* [Excerpts from a dataset]:
========

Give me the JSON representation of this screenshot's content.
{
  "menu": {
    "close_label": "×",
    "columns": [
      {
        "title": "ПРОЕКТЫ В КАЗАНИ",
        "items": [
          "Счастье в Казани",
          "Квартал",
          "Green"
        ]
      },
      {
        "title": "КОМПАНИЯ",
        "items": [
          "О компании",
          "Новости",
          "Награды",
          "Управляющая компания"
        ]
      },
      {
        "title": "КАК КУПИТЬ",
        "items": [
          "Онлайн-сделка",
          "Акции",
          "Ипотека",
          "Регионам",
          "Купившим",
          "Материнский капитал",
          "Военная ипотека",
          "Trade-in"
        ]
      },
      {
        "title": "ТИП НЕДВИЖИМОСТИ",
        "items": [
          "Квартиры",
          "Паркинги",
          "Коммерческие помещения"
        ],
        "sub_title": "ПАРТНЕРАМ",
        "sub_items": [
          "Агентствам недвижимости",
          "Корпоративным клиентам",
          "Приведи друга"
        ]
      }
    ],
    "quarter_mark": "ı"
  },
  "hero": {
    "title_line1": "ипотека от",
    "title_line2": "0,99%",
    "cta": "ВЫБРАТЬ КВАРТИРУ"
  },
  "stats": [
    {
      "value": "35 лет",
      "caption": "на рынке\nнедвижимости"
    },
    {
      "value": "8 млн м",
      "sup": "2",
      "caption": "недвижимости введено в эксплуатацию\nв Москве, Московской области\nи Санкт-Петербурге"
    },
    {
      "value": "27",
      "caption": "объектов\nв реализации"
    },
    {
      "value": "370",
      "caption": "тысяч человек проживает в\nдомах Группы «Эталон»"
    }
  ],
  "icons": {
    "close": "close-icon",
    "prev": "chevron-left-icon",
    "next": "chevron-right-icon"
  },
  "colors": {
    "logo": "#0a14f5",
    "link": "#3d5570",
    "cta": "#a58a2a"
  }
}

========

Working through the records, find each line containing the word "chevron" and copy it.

    "prev": "chevron-left-icon",
    "next": "chevron-right-icon"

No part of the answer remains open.